The purpose of this study was to determine if the elimination of satellite cell proliferation using γ-irradiation would inhibit normal force recovery after eccentric contraction-induced muscle injury. Adult female ICR mice were implanted with a stimulating nerve cuff on the common peroneal nerve and assigned to one of four groups: 1) irradiation- and eccentric contraction-induced injury, 2) eccentric contraction-induced injury only, 3) irradiation only, and 4) no intervention. Anterior crural muscles were irradiated with a dose of 2,500 rad and injured with 150 in vivo maximal eccentric contractions. Maximal isometric torque was determined weekly through 35 days postinjury. Immediately after injury, maximal isometric torque was reduced by ∼50% and had returned to normal by 28 days postinjury in the nonirradiated injured mice. However, torque production of irradiated injured animals did not recover fully and was 25% less than that of injured nonirradiated mice 35 days postinjury. These data suggest that satellite cell proliferation is required for approximately half of the force recovery after eccentric contraction-induced injury.

Original languageEnglish (US)
Pages (from-to)R1490-R1495
JournalAmerican Journal of Physiology - Regulatory Integrative and Comparative Physiology
Volume285
Issue number6 54-6
DOIs
StatePublished - Dec 2003
Externally publishedYes

Keywords

  • Contractile protein
  • Irradiation
  • Myogenic precursor cells
  • Proliferation

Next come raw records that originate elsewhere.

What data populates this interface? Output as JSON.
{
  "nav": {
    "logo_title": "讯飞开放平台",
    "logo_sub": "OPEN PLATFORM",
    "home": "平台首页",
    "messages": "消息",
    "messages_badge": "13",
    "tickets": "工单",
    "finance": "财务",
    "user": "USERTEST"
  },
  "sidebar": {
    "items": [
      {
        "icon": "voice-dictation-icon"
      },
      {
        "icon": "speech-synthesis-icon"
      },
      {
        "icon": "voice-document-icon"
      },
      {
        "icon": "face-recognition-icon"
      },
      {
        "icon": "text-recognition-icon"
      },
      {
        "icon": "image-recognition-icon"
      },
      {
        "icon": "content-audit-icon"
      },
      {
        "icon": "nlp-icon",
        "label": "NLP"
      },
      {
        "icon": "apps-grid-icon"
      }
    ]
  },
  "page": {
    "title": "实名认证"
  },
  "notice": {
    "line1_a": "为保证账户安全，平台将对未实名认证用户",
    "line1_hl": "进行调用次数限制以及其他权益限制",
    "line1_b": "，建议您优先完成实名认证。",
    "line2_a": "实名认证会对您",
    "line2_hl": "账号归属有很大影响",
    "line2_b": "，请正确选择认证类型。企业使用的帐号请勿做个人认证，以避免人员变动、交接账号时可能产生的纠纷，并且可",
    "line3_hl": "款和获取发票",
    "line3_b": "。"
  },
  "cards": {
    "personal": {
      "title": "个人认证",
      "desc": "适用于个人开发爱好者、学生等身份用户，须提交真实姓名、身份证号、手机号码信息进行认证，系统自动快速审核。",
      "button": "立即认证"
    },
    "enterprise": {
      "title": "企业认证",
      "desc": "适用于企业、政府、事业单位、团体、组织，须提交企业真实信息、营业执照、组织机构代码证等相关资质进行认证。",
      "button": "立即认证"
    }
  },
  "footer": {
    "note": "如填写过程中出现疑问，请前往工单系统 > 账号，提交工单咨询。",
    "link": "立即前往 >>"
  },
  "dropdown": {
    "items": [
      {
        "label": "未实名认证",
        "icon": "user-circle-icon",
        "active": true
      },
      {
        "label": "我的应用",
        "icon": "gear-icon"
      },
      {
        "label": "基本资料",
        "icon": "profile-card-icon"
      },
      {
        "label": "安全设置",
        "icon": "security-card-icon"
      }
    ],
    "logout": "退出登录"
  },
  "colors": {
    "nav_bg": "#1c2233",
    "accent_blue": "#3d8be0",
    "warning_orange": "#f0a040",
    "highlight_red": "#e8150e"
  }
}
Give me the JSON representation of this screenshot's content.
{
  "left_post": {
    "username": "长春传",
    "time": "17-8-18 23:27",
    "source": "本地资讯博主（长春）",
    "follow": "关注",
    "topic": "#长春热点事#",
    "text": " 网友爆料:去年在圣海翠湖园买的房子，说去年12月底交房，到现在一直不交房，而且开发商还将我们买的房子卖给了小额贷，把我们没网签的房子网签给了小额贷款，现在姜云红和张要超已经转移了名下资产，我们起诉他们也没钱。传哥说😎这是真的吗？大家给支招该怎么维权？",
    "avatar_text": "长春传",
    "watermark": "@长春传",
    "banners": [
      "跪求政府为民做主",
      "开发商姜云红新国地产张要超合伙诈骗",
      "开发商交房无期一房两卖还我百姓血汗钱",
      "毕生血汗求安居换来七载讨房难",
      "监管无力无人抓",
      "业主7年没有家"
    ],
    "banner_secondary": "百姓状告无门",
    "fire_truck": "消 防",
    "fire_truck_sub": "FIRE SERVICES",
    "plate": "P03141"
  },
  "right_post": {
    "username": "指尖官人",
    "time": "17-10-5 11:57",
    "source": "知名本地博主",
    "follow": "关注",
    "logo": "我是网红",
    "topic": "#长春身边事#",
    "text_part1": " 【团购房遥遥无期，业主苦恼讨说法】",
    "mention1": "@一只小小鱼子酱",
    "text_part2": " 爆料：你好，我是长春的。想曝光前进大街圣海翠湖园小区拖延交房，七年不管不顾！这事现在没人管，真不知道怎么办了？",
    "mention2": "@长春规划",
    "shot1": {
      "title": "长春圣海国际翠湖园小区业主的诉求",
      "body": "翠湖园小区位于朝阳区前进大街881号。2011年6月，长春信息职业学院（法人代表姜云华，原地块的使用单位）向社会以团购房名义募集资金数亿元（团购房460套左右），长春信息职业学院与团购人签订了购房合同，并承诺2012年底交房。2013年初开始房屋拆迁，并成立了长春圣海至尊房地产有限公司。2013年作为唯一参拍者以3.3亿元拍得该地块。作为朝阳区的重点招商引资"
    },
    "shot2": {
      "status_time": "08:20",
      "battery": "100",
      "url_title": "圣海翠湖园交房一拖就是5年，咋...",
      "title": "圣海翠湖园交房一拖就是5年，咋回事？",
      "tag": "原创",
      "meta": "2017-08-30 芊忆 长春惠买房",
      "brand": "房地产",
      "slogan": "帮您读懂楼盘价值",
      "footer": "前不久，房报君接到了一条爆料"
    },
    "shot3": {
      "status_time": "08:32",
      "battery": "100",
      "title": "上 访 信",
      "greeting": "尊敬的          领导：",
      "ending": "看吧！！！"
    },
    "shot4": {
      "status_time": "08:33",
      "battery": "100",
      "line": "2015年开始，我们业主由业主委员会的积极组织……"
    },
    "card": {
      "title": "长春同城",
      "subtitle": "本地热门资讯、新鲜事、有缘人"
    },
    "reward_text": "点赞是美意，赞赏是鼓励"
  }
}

ASJC Scopus subject areas

  • Physiology
  • Physiology (medical)

Fingerprint

Dive into the research topics of 'Importance of satellite cells in the strength recovery after eccentric contraction-induced muscle injury'. Together they form a unique fingerprint.

Cite this